About The Project
CongoPeat is a 5-year project led by Professor Simon Lewis of the University of Leeds, funded by the UK’s Natural Environment Research Council (NERC). It builds on the recently published first-ever map of a vast peatland in the central Congo Basin (Dargie et al., 2017). Covering 145,500 square kilometres – an area larger than England – it is now recognised as the world’s most extensive tropical peatland.
Given the carbon stored in the peatlands, protecting them has become a global priority. Peat is a type of wetland soil made of semi-decomposed plant matter and so is rich in carbon. We estimate that about 30bn tonnes of carbon is stored in the peatland we found – an amount equivalent to three years of global fossil-fuel emissions.
Policy-making in the region is fluid and fast moving. Following our discovery, the Republic of Congo and the Democratic Republic of the Congo (DRC) signed the Brazzaville Declaration – an historic agreement to protect and preserve the rich ecosystem.

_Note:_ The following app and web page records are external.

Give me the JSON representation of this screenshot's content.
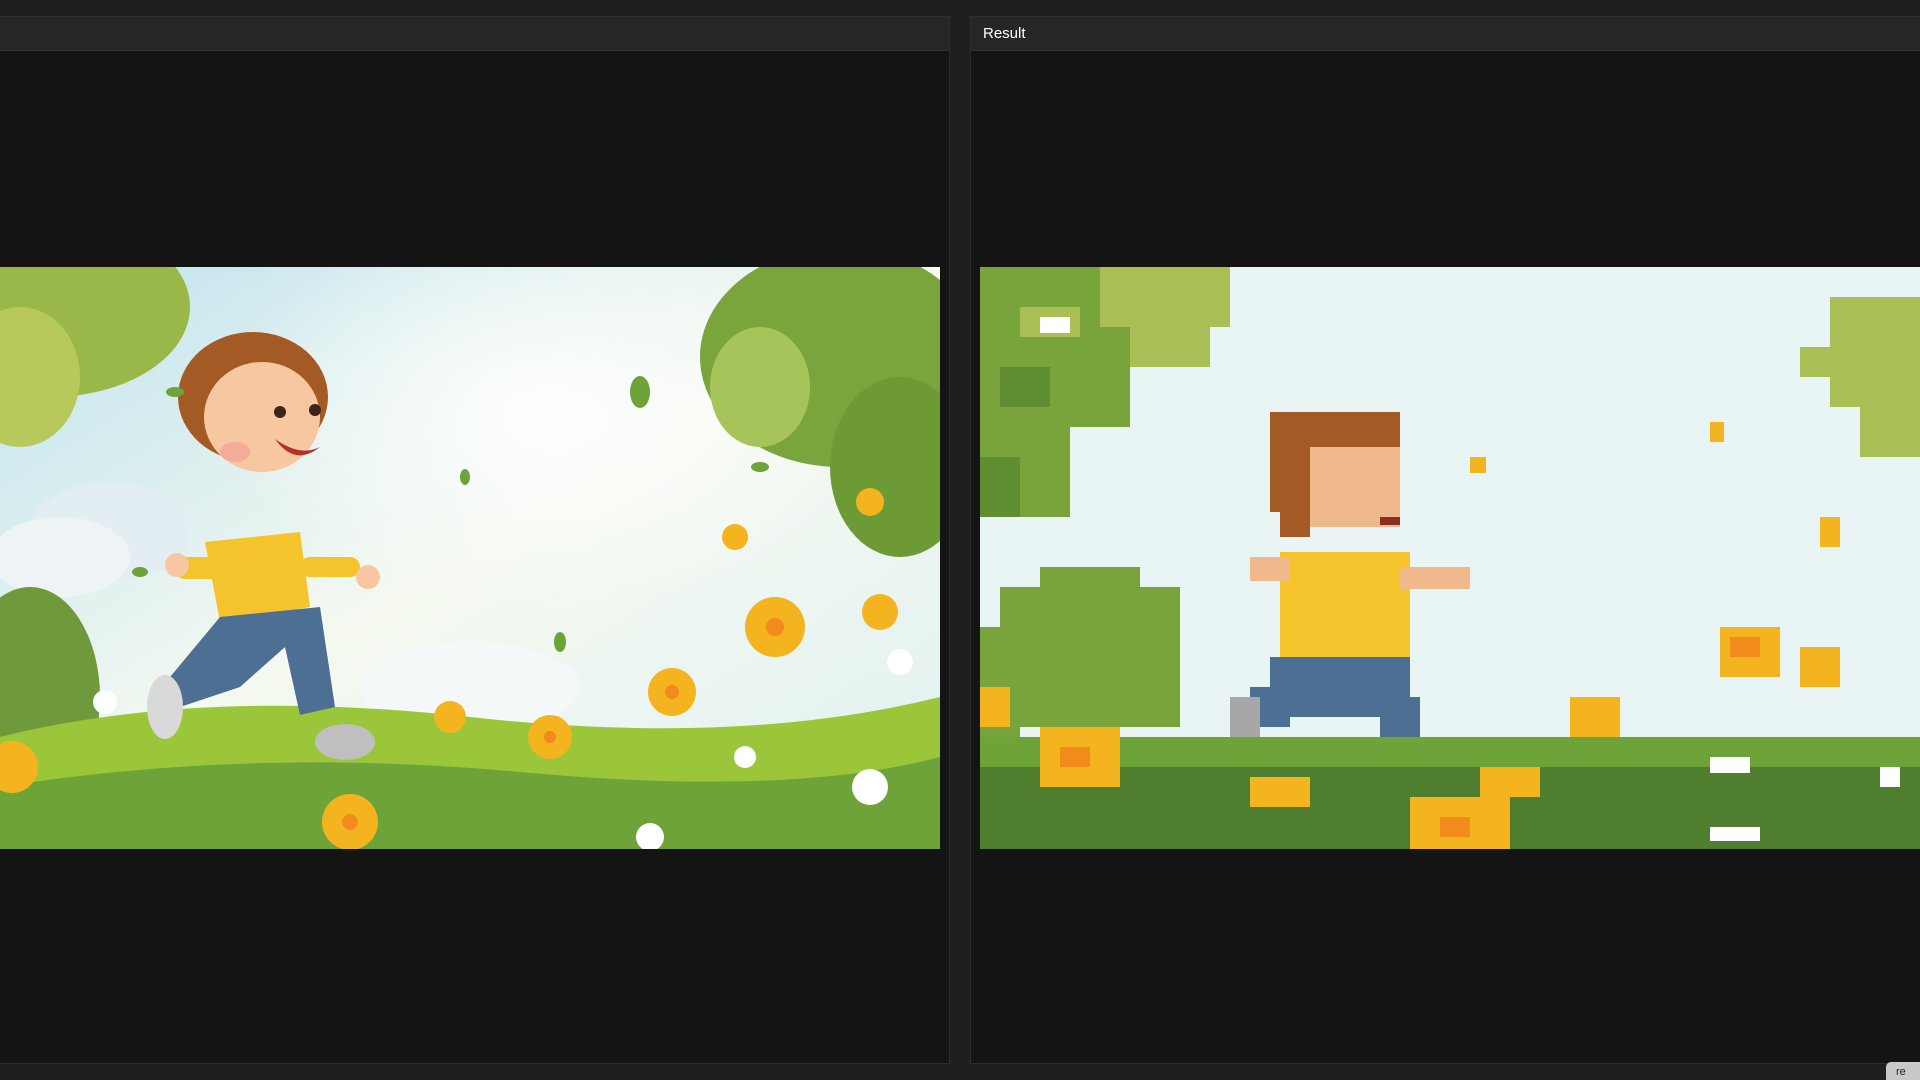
{
  "panels": {
    "left": {
      "title": ""
    },
    "right": {
      "title": "Result"
    }
  },
  "corner_badge": {
    "label": "re"
  },
  "colors": {
    "sky": "#e9f5f4",
    "grass": "#6ea33a",
    "flower": "#f4b41f",
    "shirt": "#f5c42c",
    "jeans": "#4c6f93",
    "hair": "#a45a24",
    "foliage": "#78a43b"
  }
}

Yet, while mostly intact and increasingly protected on paper, the peatlands are in reality threatened by road building, logging, drainage for industrial palm oil plantations, and oil exploration. Additionally, rising temperatures could tip the balance of the peatland from absorbing carbon from the atmosphere to releasing it.
In response, the CongoPeat programme aims to gain a comprehensive understanding of this carbon-rich ecosystem by answering key questions about its past, present and future. It brings together leading experts from six UK universities and five Congolese organisations to study this newly discovered ecosystem, alongside science-policy communication specialists to explain our results.
We aim to provide the very best scientific information to allow policy-makers and civil society to make wise decisions about this globally significant region of Earth.